“Do you remember the video I tried to show you where the planes flew into the buildings?”
“Look at this napkin, H-. Pretend that the napkin is the United States. Everyone in the United States is an American. There are people off of the napkin, people from different parts of the world who want to hurt us and kill us. The only way to stop them is to cause them to fear us. They must believe if they ever try to harm us again they will immediately be killed.”
“It’s okay now, H-,” I reassured her.
“How do you know he’s not mad anymore, daddy?”
“Well, he saw me approach to get our food and he backed away.”
Her eyes blankly looked out the window, as if searching for something.
“Plus I heard another employee defend the girl and say, ‘I’m sorry, sir. It was my fault. I’m new and still learning the job.'”
“Oh,” she said.
I then whispered, “But I don’t think he was new. I think he just said that to calm the man down.”
“You don’t think he was new?”
“I think he was trying to calm the man down, H-. That’s the bigger goal. Do you see how in this case the lie was okay?”
Her vertical nod showed me only that I was leading the witness.
“What about if it was not just a restaurant? What if someone was depending on you to tell the truth, should you lie then?”
“Right. But here, it isn’t wrong that the employee lied. It would have been worse if something worse would have happened. Do you understand?”

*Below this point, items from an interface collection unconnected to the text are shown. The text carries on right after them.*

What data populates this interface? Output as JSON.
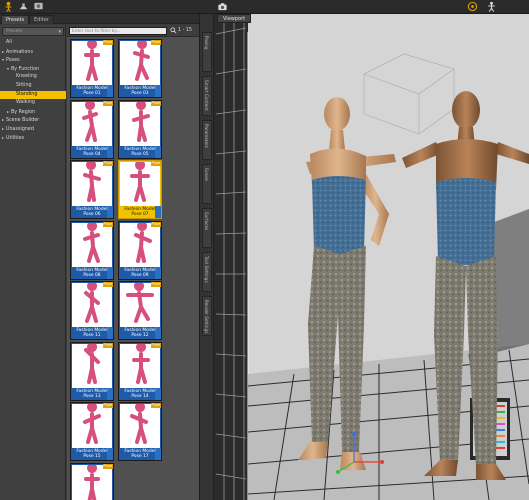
{
  "toolbar": {
    "icons": [
      "pose-tool-icon",
      "figure-tool-icon",
      "render-icon",
      "camera-icon",
      "help-icon",
      "figure-settings-icon"
    ]
  },
  "left_pane": {
    "tabs": [
      {
        "label": "Presets"
      },
      {
        "label": "Editor"
      }
    ],
    "tree_search_placeholder": "Presets",
    "tree": [
      {
        "label": "All",
        "indent": 0,
        "arrow": ""
      },
      {
        "label": "Animations",
        "indent": 0,
        "arrow": "▸"
      },
      {
        "label": "Poses",
        "indent": 0,
        "arrow": "▾"
      },
      {
        "label": "By Function",
        "indent": 1,
        "arrow": "▾"
      },
      {
        "label": "Kneeling",
        "indent": 2,
        "arrow": ""
      },
      {
        "label": "Sitting",
        "indent": 2,
        "arrow": ""
      },
      {
        "label": "Standing",
        "indent": 2,
        "arrow": "",
        "selected": true
      },
      {
        "label": "Walking",
        "indent": 2,
        "arrow": ""
      },
      {
        "label": "By Region",
        "indent": 1,
        "arrow": "▸"
      },
      {
        "label": "Scene Builder",
        "indent": 0,
        "arrow": "▸"
      },
      {
        "label": "Unassigned",
        "indent": 0,
        "arrow": "▸"
      },
      {
        "label": "Utilities",
        "indent": 0,
        "arrow": "▸"
      }
    ],
    "filter_placeholder": "Enter text to filter by...",
    "filter_count": "1 - 15",
    "items": [
      {
        "label": "Fashion Model Pose 01",
        "badge": "Pose"
      },
      {
        "label": "Fashion Model Pose 03",
        "badge": "Pose"
      },
      {
        "label": "Fashion Model Pose 04",
        "badge": "Pose"
      },
      {
        "label": "Fashion Model Pose 05",
        "badge": "Pose"
      },
      {
        "label": "Fashion Model Pose 06",
        "badge": "Pose"
      },
      {
        "label": "Fashion Model Pose 07",
        "badge": "Pose",
        "selected": true
      },
      {
        "label": "Fashion Model Pose 08",
        "badge": "Pose"
      },
      {
        "label": "Fashion Model Pose 09",
        "badge": "Pose"
      },
      {
        "label": "Fashion Model Pose 11",
        "badge": "Pose"
      },
      {
        "label": "Fashion Model Pose 12",
        "badge": "Pose"
      },
      {
        "label": "Fashion Model Pose 13",
        "badge": "Pose"
      },
      {
        "label": "Fashion Model Pose 14",
        "badge": "Pose"
      },
      {
        "label": "Fashion Model Pose 15",
        "badge": "Pose"
      },
      {
        "label": "Fashion Model Pose 17",
        "badge": "Pose"
      },
      {
        "label": "",
        "badge": "Pose"
      }
    ]
  },
  "side_tabs": [
    "Posing",
    "Smart Content",
    "Parameters",
    "Scene",
    "Surfaces",
    "Tool Settings",
    "Render Settings"
  ],
  "viewport": {
    "tab_label": "Viewport"
  },
  "colors": {
    "selected_accent": "#f4c000",
    "tile_blue": "#1e5aa8",
    "figure_pink": "#d64f7e"
  }
}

Last night, I taught my daughter that, not only have I not been bullied, but that I have done more than bully to others. And that lying can be okay. What do you think? (As you answer, keep in mind that this was after we prayed over our dinner in the name of Jesus.)